Prepaid debit cards are changing the way many people bank and manage their finances. It’s not just the unbanked and the under-banked, either. Prepaid debit card users include a wide swath of Americans, all with one common goal: to take control of their finances. They see prepaid cards as a tool for achieving that control.
That’s why prepaid debit is an in demand product; millions of Americans are choosing prepaid cards over checking accounts. Those financial institutions that ignore this fact are leaving a lot of money on the table – an estimated $2.6 billion in potential revenues from the cards alone.
An estimated 12 million adults (representing 5% of the population) use prepaid cards at least once a month, according to a recent survey. That survey – conducted by the Pew Charitable Trusts – also revealed that most prepaid cards (46%) are purchased at retail stores while just 9% of prepaid users get their cards from banks or credit unions.
The Pew research uncovered other insightful details about prepaid cardholders. For example, nearly half (49%) are homeowners, one out of four earns at least $50,000 a year and 47% have attended college. Most, if not all, also carry mobile phones and like the notion of using mobiles to manage their financial lives on the go. That’s what makes prepaid debit card programs with mobile access a winning proposition. This is a message I delivered last week at the NBPCA Power of Prepaid conference, where I participated in a panel discussion on creating stickiness and value in prepaid programs.
Prepaid debit cards are not a one-size-fits-all product set. In fact, there are at least half a dozen different use cases, said Chris McClinton, a panelist from the American Bankers Association. McClinton and Bill Norwood of Heartland Payment Systems discussed some of these, including campus prepaid card programs with local merchant acceptance and mobile tools.

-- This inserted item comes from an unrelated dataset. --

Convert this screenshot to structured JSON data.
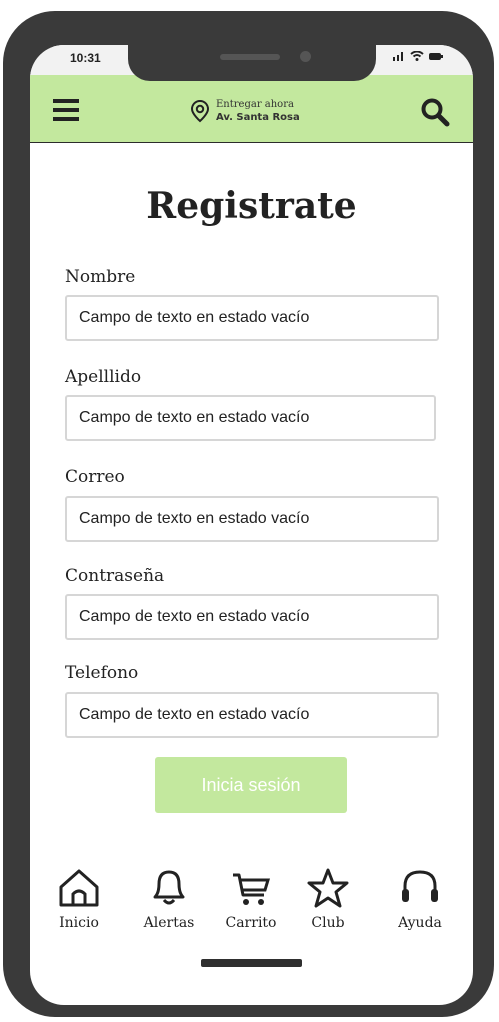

Consumers choose to use prepaid cards for any number of reasons. Some are smart money managers; others are trying to make up for past financial mistakes. Still others have left banks for less expensive alternatives. Most require a variety of products and service providers to get the job done, however, from check cashing establishments to payday lenders. The Pew research found that 38% of prepaid cardholders have used a check-cashing store; 21% have taken out payday loans.
Loads to prepaid debit cards more than doubled between 2009 and 2012, driven primarily by a desire for better control over spending, debt and fees, according Pew. Cardholders aren’t very loyal, however. The typical consumer uses a prepaid debit card for an average six months before ditching it for another prepaid card, or another payment method (like cash or money orders), according to the Federal Reserve Bank of Philadelphia. That’s because consumers are looking for more than just another way to pay for things. They want and need tools that help them manage their lives, on the go. This includes products and services that help them manage their financial lives, like prepaid cards with instant good funds for check to card loads, balance inquiries, bill pay, and remittances.
Prepaid debit cards are transforming the ways people bank and manage their finances. Being able to access their cash and perform other basic financial management activities anytime, anywhere, using their mobile phones and their prepaid cards will further improve the lives of modern consumers. The payoff for financial institutions will come in the form of stickier cardholders, new fee income opportunities and non-interest paying deposits. It’s a winning proposition all the way around.